As I stated in an earlier post about complaints that the PCI DSS always seems to be changing, the PCI DSS changes in response to the threat landscape changing. And just when you think you have things under control, out comes a new threat that puts a hole in your ‘perfect’ security. And so the process starts over as you come up with a plan to close the latest hole.
When threats originally started out, they were focused at the network level. Denial of service attacks were all the rage. Attacks used the available network services against themselves. Any network was a potential target. Remember that last statement.
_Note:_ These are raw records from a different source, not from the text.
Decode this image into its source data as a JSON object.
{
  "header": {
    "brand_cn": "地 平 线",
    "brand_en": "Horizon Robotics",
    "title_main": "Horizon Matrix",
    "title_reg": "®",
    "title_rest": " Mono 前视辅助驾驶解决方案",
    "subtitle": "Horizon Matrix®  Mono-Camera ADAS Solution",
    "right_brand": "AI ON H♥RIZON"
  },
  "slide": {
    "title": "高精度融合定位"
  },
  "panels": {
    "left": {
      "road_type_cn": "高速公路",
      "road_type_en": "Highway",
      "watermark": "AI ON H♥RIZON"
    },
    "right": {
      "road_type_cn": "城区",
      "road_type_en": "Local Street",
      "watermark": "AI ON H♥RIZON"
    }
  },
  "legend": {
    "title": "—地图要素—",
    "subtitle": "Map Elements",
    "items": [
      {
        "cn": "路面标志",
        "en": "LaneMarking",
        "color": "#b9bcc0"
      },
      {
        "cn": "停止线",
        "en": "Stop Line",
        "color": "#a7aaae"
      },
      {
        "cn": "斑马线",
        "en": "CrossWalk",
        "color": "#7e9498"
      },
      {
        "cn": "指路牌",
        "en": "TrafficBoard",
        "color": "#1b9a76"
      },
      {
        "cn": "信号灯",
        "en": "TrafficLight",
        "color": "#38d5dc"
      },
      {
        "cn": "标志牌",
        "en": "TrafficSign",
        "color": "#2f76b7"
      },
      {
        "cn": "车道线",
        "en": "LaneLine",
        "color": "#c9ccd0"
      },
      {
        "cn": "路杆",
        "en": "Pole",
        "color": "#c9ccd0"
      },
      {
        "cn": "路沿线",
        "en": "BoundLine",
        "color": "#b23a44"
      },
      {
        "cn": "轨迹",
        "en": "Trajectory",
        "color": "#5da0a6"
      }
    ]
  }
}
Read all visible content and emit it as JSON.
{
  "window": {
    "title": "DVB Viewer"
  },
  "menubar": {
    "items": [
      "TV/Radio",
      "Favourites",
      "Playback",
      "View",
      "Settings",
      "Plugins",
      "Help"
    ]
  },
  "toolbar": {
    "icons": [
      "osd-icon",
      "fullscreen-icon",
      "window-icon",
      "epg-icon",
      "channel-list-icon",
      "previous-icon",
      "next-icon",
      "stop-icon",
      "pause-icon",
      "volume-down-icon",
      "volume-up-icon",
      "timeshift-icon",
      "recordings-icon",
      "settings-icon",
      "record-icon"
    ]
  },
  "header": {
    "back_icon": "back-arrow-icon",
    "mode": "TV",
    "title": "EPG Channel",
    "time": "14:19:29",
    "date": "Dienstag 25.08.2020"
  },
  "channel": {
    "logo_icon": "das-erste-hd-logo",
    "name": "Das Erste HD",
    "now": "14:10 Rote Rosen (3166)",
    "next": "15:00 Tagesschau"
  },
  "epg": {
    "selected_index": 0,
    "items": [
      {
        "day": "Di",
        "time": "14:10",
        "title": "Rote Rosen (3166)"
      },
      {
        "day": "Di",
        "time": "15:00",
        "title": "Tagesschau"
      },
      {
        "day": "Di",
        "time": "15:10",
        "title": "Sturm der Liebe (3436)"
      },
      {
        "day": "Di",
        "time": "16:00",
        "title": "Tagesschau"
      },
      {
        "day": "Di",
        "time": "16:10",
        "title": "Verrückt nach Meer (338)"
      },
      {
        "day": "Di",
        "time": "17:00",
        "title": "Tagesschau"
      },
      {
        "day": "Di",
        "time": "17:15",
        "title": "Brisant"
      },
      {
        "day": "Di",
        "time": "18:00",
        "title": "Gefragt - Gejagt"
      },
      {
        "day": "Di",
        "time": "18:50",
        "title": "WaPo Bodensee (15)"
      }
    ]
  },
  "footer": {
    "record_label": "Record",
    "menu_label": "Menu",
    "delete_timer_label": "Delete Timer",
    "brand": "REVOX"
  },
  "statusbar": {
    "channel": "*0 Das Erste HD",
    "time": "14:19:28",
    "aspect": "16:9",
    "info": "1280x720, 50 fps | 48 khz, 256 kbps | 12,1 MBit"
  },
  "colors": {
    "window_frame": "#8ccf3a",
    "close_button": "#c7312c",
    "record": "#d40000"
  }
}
When those services were disabled, the attacks moved up to the operating system. However, unlike network attacks, operating system attacks were specific to an operating system. This is why Windows captured the market on attacks. When you own 90%+ of the market, you become the biggest target. However, as Linux and other systems get wider adoption, it is just not good enough to write a Windows attack.
But now the situation is getting worse. Why? Because we have created an ideal attack environment in our desire to have every computer operate like all others. We have created a situation that allows threats to automatically be cross platform enabled. How? We are migrating our applications to SQL-based databases and browser-based applications. Thus creating the perfect attack environment because attackers can develop threats against a single environment. This is why attacks have moved away from the network and operating system and have moved to the application with cross-site scripting and SQL injections. And the future for attacks will continue to leverage this common environment because, in our infinite wisdom, we continue to migrate all of our applications (external AND internal) to this environment. Remember my statement about any network being a target. What goes around comes around and now every application is a potential target.
What was the PCI DSS response? Requirement 6.6 was added in v1.1 to institute code reviews or the use of application firewalls. Requirement 11.3 was changed in v1.2 to include conducting penetration testing on all external AND internal applications.
And given the voracity of insider attacks, it is likely that even more changes are coming. After the Hannaford, RBS WorldPay and Heartland breaches, there is a call for end-to-end encryption. While this may stymie insider attacks for a while, I am certain the attackers will find a new vector and we will start the process all over.
So, if you do not like constant change, you had better get out of the security business – NOW! And do not let the door hit you in the posterior on your way out.